Only Gilded completed the milestones, that is why we often refer to them. You should check their product, it is solid with nice UX and features:

Question: Could you please tell us the result of the e-invoice conference at Vienna from September 29 to October 2, the results obtained and how it affects the future of Request?
Answer: The Vienna Exchange Summit was the first opportunity for Request to pitch in front of a qualified target audience composed of:

– B2B, BTG and BTC E-invoicing professionals, tax authorities and EU commission representatives.

– Payment industry professionals such as banks and card networks. Our presentation generated a lot of interesting questions, enthusiasm and discussions within the conference over the 2 days.

This is great for the future of Request as we are now recognized as a legitimate player in the ecosystem we target. Also, the conferences brought us a lot of exposure. We can now say that this audience knows Request and recognizes us as a knowledgeable partner. This will facilitate the next discussions with prominent actors in the industry.

The next steps are to initiate exploration phases with some of these actors to validate and fine-tune our value proposition towards them.


Question: Tokenomics: the burn mechanism, which will burn REQ tokens proportionally to how much the network is used, is the only thing that currently gives the token utility value (that I know of):

What companies/projects are you aware of that will be using Request v2, or already are? Has Gilded moved to v2? I know v1 processed $250k worth of payments, how is v2 doing so far?

I’m not for creating artificial ways to increase market value (which often fail anyway), but if you have new token mechanics planned, I’d be curious to hear about them!

Finally, could you list all the token vesting schedules currently in place?
Answer: The API, although centralized, is the easiest way to onboard on Request, so that’s where we want to make an effort for adoption. Currently, the API is missing small features compared to the decentralized protocol in order to be used, we’re working on adding these features. An example of such feature is changing the state of a request.

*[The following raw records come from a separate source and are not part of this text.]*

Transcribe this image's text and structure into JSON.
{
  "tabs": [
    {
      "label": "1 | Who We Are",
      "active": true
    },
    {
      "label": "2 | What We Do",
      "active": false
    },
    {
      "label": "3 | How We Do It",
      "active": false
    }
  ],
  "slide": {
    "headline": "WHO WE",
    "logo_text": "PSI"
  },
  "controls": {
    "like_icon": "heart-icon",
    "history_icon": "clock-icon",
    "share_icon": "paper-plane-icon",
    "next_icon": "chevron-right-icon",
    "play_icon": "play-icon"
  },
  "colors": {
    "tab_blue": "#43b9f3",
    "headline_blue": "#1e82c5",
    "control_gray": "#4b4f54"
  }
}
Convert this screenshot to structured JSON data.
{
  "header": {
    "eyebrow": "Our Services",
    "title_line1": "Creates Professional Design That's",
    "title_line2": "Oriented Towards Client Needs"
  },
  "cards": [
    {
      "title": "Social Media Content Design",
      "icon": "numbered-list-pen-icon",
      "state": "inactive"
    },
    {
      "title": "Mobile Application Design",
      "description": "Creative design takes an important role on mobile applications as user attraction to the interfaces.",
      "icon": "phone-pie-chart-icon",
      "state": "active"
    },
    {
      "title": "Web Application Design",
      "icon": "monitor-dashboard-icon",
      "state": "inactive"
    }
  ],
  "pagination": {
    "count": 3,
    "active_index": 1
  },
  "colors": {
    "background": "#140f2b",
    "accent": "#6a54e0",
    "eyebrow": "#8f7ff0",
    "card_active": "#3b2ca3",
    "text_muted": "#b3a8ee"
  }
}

Currently, no project outside of Request is using v2. Internally, we have the API on v2 and will be migrating

We consider ideas today that we could implement later, that may have an impact on token utility, like staking and governance. A technical benefit to staking will be to reduce spam.

There are multiple vesting contracts in place for team members at Request and not every team member receives vesting and the same amount. The definition of vesting at Request is that a smart contract is continuously paying a percentage of the full vesting amount until 100%. A team member receives vesting over either 2 or 4 years since the start of the employment contract. All vesting for team members can be tracked on this smart contract:

Question: My second suggestion is to provide some sort of staking, to add both to the usability of the token and also tackle a market that is currently very centralized; Escrow. Currently when I’m buying from eBay or aliexpress or similar big sites, I have to use a centralized Escrow service that is usually provided by the site itself.

Similarly, the REQ token could be used as staked collateral by a node to provide Escrow for the holding of funds between a buyer and a seller or a service provider. Price swings in token value could be offset by the Request Foundation themselves holding a percentage of their vested tokens (~300mil REQ – not all of it, obviously) just for the purpose of covering escrow value swings. This service could probably be hedged by running a MakerDAO contract against REQ price drops that feedback to the Escrow contract.

What forms of staking have you considered using REQ for so far, and has the Request Foundation considered providing usability for staking escrow services using REQ tokens?
Answer: Our current vision of Request is to document payments. We don’t plan to provide an escrow service at the moment. However, we encourage people to build escrow services on top of Request!

We are considering staking on the node as a means to reduce spam, you can find more details in this thread.